Every voter need to be aware, of what’s going on with Willard Mitt Romney and his apparently obsessive determination to start a war with Iran.

Romney was asked about the Fly/Kristol article on Face the Nation on Sunday. He responded:
I can assure you if I’m President, the Iranians will have no question but that I would be willing to take military action, if necessary, to prevent them from becoming a nuclear threat to the world. I don’t believe at this stage, therefore, if I’m President, that we need to have war powers approval or a special authorization for military force. The President has that capacity now.

It’s worth pausing a moment to consider the magnitude of this statement. Romney is saying that he doesn’t need Congressional approval for a US attack on Iran. Notes Andrew Sullivan: “Remember that this was Cheney’s position vis-a-vis Iraq. Bush over-ruled him. Romney is to the neocon right of George W. Bush in foreign affairs.” He’s also to the right of Bill Kristol, which is no small feat.

The article also notes that many neocowards think that John Bolton would make a just dandy Secretary of State in a Romney administration.

Even Mossad, the Israeli version of the CIA, admits that Iran is not developing nuclear weapons.

Many contemporary U.S. conservatives want war.  They live in craven, whimpering fear, see war as politically beneficial to them, and as a boon for their allies in war-profiteering industries, who can then continue to generously fund the right wingnut welfare propaganda mills that keep them employed.
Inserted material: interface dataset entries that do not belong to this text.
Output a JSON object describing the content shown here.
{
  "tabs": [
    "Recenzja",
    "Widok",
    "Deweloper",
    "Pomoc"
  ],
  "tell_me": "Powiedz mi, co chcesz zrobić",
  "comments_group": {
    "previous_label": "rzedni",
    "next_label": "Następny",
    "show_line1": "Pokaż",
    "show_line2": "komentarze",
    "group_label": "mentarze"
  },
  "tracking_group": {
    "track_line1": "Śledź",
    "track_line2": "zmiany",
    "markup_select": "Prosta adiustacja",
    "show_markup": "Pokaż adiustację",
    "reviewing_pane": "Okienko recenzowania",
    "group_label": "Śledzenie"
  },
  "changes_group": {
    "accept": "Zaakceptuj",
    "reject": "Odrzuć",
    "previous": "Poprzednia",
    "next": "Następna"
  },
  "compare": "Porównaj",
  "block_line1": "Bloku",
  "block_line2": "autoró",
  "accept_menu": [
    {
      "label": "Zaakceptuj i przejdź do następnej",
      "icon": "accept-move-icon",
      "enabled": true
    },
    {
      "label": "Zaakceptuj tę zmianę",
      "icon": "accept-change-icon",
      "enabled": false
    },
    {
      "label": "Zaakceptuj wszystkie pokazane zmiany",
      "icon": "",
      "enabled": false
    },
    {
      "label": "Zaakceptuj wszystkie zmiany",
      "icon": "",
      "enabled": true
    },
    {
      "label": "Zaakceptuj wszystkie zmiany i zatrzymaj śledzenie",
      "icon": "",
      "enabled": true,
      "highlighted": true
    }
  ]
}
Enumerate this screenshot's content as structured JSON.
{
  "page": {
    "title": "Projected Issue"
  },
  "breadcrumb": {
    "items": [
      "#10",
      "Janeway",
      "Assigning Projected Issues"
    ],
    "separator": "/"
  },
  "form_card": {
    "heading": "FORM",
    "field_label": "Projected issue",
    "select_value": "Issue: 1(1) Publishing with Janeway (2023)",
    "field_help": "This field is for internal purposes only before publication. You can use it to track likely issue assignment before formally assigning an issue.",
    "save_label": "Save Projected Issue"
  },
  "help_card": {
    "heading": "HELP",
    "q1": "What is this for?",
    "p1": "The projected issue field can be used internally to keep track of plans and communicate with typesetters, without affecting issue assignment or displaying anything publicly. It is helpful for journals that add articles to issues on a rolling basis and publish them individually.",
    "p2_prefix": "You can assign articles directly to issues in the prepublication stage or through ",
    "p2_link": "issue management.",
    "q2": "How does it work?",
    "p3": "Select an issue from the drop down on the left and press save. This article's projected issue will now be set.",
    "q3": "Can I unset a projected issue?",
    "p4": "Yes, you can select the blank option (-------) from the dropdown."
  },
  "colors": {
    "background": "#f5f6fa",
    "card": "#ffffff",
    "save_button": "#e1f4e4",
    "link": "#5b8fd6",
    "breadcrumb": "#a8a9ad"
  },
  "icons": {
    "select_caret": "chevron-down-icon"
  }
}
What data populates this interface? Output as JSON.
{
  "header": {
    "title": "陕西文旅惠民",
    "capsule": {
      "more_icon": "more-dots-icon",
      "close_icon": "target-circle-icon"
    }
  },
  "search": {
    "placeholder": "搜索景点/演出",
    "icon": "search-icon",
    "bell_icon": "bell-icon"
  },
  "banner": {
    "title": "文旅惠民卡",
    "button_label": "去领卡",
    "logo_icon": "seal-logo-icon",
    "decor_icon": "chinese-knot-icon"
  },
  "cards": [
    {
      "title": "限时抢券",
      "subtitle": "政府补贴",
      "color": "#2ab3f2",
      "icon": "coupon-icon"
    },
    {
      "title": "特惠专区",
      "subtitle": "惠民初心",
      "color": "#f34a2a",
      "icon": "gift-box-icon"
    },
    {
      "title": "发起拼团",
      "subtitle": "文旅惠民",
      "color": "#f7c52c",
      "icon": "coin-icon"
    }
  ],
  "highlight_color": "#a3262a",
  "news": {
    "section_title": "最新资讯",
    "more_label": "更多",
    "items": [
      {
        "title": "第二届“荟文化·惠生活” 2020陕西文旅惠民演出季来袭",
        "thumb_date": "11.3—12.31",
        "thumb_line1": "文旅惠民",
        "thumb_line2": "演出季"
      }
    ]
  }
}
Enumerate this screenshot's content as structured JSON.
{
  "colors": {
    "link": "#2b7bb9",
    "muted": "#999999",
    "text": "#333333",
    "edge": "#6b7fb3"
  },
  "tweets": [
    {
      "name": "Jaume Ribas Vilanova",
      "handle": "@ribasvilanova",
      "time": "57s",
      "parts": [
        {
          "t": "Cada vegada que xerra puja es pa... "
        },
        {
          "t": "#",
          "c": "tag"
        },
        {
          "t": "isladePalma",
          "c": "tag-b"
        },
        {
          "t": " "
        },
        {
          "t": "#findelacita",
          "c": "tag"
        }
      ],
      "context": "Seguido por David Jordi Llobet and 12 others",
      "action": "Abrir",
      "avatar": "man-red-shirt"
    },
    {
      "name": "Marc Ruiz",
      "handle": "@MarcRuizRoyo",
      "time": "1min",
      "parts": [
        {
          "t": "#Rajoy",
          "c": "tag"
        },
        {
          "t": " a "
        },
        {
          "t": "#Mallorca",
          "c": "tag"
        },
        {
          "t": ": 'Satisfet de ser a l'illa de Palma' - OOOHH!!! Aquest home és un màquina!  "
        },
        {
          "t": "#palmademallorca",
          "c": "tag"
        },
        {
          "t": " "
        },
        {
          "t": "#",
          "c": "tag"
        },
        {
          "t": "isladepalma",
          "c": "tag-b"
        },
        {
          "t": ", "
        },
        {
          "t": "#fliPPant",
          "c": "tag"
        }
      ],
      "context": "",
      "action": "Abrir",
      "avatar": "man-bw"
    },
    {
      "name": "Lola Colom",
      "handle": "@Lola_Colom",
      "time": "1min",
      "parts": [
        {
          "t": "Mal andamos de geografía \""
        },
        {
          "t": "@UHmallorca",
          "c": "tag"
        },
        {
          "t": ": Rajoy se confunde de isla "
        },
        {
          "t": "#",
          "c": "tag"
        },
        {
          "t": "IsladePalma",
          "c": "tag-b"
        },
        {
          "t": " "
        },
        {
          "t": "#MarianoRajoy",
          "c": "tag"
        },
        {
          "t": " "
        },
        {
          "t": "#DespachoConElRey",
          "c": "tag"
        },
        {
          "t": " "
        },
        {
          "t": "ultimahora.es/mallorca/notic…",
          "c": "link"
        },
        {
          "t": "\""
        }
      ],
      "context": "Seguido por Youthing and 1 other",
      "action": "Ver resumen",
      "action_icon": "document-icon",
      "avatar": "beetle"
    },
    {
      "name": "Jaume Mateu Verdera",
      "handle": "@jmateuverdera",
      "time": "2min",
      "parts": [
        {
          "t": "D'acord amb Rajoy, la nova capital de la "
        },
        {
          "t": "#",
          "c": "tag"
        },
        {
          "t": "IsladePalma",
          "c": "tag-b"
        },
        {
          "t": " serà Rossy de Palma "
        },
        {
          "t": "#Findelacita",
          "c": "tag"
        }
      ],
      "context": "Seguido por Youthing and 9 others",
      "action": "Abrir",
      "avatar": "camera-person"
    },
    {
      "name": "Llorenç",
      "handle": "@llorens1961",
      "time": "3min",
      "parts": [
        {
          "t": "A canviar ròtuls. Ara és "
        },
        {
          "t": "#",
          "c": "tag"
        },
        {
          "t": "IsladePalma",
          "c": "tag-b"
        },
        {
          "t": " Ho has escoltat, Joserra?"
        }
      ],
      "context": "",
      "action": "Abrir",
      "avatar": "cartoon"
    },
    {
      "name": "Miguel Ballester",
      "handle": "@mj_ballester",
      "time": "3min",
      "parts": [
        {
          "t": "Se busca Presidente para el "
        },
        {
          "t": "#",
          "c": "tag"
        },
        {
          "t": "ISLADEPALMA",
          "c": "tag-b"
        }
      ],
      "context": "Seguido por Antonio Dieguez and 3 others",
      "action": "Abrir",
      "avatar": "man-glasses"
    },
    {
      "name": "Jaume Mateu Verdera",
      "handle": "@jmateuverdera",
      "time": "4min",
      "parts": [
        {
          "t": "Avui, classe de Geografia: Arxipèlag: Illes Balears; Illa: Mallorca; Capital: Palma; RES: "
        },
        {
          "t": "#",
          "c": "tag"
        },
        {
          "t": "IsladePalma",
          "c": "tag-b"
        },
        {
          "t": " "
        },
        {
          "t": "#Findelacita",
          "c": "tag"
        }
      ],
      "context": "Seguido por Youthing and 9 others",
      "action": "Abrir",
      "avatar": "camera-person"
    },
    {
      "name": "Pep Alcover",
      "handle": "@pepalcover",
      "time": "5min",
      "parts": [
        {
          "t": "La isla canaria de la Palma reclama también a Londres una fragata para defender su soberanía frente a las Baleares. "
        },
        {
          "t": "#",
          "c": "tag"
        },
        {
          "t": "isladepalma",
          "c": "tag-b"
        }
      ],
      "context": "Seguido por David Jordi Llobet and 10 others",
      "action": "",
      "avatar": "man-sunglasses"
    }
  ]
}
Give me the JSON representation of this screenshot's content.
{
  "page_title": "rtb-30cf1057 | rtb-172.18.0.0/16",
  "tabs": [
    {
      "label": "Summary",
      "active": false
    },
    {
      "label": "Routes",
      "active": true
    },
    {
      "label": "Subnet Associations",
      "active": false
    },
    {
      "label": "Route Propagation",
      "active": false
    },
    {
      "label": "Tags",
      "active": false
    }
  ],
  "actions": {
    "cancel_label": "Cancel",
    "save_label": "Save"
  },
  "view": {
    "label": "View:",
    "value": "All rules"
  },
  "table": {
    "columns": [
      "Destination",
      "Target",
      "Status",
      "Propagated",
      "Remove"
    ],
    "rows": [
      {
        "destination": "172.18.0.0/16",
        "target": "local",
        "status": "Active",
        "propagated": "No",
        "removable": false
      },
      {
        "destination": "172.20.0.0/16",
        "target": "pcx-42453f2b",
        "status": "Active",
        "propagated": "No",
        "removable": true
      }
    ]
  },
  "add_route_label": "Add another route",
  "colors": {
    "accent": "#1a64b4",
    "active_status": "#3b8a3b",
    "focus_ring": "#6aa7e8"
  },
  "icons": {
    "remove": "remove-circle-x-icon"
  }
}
Many also believe – and this is literally insane – that if they’re just allowed to do a U.S. “military intervention” in the Middle East the “right” way, it will all work out wonderfully, this time;  the Islamic hordes will be brought to heel, the world will be made safe for American corporatism, and, most important of all, everybody will have to admit that they were right all along, and bow to their greatness.  These demented sickos really are that f**ked up.

This has to be stopped.